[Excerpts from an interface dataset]
►

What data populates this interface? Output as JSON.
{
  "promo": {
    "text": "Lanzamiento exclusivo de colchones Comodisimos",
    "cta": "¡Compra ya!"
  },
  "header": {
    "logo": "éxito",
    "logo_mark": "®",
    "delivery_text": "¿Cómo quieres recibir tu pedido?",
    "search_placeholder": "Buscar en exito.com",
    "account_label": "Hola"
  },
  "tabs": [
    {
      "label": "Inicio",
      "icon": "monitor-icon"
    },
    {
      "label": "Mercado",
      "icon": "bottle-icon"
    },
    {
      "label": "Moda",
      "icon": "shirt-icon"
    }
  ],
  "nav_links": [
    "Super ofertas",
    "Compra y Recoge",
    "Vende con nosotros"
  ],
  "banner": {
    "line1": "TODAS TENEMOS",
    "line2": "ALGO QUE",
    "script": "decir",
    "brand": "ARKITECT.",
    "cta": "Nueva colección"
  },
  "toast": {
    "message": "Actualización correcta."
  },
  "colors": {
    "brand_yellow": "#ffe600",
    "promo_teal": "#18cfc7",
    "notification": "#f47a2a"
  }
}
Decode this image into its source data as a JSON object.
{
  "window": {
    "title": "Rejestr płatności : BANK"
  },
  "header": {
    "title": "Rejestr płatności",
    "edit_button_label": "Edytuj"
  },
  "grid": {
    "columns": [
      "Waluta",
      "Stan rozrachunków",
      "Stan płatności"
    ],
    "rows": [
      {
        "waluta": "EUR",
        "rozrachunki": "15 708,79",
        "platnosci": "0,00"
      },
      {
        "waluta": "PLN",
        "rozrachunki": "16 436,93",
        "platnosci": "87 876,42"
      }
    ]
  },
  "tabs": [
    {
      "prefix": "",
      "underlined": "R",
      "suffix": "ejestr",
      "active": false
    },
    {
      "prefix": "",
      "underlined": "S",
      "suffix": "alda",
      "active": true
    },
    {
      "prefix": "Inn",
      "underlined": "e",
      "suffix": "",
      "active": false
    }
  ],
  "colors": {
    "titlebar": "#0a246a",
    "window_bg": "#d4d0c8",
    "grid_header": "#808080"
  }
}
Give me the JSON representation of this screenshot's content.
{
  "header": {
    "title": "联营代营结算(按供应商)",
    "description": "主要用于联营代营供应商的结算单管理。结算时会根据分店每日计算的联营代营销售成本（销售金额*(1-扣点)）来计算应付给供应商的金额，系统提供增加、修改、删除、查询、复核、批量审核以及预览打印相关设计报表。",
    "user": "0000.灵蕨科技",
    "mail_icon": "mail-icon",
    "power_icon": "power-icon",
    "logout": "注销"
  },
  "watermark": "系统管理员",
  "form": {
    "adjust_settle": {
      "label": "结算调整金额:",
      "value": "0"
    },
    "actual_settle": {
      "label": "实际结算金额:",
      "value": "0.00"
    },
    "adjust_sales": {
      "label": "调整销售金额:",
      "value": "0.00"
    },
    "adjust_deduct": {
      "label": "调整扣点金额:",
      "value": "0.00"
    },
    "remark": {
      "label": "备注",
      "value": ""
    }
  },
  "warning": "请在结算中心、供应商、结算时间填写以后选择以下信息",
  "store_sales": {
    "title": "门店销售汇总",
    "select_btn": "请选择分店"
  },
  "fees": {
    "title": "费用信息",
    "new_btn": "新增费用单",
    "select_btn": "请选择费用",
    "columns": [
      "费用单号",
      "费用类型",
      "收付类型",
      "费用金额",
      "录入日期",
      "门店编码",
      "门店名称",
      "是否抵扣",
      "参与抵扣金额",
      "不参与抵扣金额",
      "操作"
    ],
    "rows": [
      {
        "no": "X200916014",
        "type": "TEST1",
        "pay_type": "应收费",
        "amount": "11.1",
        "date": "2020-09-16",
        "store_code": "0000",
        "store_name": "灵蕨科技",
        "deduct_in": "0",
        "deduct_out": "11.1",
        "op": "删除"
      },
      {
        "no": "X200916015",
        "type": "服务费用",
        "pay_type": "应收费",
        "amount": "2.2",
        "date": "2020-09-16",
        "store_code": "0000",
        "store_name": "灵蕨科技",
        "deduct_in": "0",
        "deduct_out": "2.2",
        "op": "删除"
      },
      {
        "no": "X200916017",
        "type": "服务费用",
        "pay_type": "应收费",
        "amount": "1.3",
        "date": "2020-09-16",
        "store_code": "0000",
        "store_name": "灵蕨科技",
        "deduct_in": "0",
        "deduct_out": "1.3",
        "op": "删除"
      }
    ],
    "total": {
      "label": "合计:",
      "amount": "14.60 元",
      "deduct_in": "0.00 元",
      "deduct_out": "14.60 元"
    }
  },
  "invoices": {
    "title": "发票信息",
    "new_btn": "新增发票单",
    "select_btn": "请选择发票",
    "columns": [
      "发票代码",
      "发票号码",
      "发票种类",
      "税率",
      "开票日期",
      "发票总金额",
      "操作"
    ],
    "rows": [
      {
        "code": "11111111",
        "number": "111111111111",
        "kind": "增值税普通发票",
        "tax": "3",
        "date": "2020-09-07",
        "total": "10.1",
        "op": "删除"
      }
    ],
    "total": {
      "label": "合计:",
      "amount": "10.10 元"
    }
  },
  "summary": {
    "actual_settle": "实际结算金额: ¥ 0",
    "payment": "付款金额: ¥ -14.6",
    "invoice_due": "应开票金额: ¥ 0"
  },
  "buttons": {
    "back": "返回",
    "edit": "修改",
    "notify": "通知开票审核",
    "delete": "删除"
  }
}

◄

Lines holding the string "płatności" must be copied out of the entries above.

    "title": "Rejestr płatności : BANK"
    "title": "Rejestr płatności",
      "Stan płatności"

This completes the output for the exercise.